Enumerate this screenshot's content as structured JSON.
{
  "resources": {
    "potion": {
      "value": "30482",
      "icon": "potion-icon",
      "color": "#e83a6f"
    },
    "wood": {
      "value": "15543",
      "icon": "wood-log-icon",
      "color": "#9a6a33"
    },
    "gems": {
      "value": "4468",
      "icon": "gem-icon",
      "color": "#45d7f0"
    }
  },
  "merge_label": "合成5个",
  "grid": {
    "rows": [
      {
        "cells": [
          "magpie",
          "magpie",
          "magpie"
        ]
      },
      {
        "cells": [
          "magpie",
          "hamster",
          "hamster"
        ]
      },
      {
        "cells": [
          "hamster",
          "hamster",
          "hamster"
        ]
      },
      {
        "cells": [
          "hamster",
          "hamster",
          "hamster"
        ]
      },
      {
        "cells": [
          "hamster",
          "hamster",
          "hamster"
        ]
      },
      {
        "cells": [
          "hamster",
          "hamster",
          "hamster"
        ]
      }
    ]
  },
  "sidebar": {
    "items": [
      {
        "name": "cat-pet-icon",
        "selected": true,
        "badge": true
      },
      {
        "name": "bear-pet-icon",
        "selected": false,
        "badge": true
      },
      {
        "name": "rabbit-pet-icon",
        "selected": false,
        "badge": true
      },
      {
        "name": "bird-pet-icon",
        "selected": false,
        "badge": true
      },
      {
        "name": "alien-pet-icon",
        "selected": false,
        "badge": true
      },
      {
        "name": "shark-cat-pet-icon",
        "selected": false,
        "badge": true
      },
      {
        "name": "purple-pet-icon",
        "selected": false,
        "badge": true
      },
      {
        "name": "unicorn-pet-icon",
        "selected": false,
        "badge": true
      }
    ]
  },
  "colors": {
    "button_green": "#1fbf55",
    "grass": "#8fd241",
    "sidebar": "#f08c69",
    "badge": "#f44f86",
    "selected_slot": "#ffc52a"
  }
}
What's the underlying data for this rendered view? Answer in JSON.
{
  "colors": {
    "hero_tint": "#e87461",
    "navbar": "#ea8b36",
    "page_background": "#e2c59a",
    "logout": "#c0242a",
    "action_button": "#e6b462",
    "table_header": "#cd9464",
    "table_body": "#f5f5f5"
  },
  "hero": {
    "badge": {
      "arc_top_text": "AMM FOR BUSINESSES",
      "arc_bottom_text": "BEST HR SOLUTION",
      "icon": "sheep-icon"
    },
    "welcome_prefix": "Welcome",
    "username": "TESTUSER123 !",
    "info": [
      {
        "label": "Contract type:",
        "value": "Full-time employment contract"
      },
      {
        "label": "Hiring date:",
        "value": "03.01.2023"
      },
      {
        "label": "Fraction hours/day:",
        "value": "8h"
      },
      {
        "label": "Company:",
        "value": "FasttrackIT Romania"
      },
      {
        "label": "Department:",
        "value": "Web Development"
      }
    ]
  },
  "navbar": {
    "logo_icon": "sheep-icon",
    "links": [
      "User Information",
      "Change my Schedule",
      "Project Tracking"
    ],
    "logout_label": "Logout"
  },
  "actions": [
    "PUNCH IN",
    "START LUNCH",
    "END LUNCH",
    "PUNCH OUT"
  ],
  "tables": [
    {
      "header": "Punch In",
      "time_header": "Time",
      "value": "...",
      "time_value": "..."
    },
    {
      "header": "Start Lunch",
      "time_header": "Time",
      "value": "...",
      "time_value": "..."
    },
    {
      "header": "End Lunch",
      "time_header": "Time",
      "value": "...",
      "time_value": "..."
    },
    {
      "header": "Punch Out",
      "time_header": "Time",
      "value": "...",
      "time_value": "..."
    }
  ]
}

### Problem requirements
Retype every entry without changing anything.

### Reply
Enumerate this screenshot's content as structured JSON.
{
  "resources": {
    "potion": {
      "value": "30482",
      "icon": "potion-icon",
      "color": "#e83a6f"
    },
    "wood": {
      "value": "15543",
      "icon": "wood-log-icon",
      "color": "#9a6a33"
    },
    "gems": {
      "value": "4468",
      "icon": "gem-icon",
      "color": "#45d7f0"
    }
  },
  "merge_label": "合成5个",
  "grid": {
    "rows": [
      {
        "cells": [
          "magpie",
          "magpie",
          "magpie"
        ]
      },
      {
        "cells": [
          "magpie",
          "hamster",
          "hamster"
        ]
      },
      {
        "cells": [
          "hamster",
          "hamster",
          "hamster"
        ]
      },
      {
        "cells": [
          "hamster",
          "hamster",
          "hamster"
        ]
      },
      {
        "cells": [
          "hamster",
          "hamster",
          "hamster"
        ]
      },
      {
        "cells": [
          "hamster",
          "hamster",
          "hamster"
        ]
      }
    ]
  },
  "sidebar": {
    "items": [
      {
        "name": "cat-pet-icon",
        "selected": true,
        "badge": true
      },
      {
        "name": "bear-pet-icon",
        "selected": false,
        "badge": true
      },
      {
        "name": "rabbit-pet-icon",
        "selected": false,
        "badge": true
      },
      {
        "name": "bird-pet-icon",
        "selected": false,
        "badge": true
      },
      {
        "name": "alien-pet-icon",
        "selected": false,
        "badge": true
      },
      {
        "name": "shark-cat-pet-icon",
        "selected": false,
        "badge": true
      },
      {
        "name": "purple-pet-icon",
        "selected": false,
        "badge": true
      },
      {
        "name": "unicorn-pet-icon",
        "selected": false,
        "badge": true
      }
    ]
  },
  "colors": {
    "button_green": "#1fbf55",
    "grass": "#8fd241",
    "sidebar": "#f08c69",
    "badge": "#f44f86",
    "selected_slot": "#ffc52a"
  }
}
What's the underlying data for this rendered view? Answer in JSON.
{
  "colors": {
    "hero_tint": "#e87461",
    "navbar": "#ea8b36",
    "page_background": "#e2c59a",
    "logout": "#c0242a",
    "action_button": "#e6b462",
    "table_header": "#cd9464",
    "table_body": "#f5f5f5"
  },
  "hero": {
    "badge": {
      "arc_top_text": "AMM FOR BUSINESSES",
      "arc_bottom_text": "BEST HR SOLUTION",
      "icon": "sheep-icon"
    },
    "welcome_prefix": "Welcome",
    "username": "TESTUSER123 !",
    "info": [
      {
        "label": "Contract type:",
        "value": "Full-time employment contract"
      },
      {
        "label": "Hiring date:",
        "value": "03.01.2023"
      },
      {
        "label": "Fraction hours/day:",
        "value": "8h"
      },
      {
        "label": "Company:",
        "value": "FasttrackIT Romania"
      },
      {
        "label": "Department:",
        "value": "Web Development"
      }
    ]
  },
  "navbar": {
    "logo_icon": "sheep-icon",
    "links": [
      "User Information",
      "Change my Schedule",
      "Project Tracking"
    ],
    "logout_label": "Logout"
  },
  "actions": [
    "PUNCH IN",
    "START LUNCH",
    "END LUNCH",
    "PUNCH OUT"
  ],
  "tables": [
    {
      "header": "Punch In",
      "time_header": "Time",
      "value": "...",
      "time_value": "..."
    },
    {
      "header": "Start Lunch",
      "time_header": "Time",
      "value": "...",
      "time_value": "..."
    },
    {
      "header": "End Lunch",
      "time_header": "Time",
      "value": "...",
      "time_value": "..."
    },
    {
      "header": "Punch Out",
      "time_header": "Time",
      "value": "...",
      "time_value": "..."
    }
  ]
}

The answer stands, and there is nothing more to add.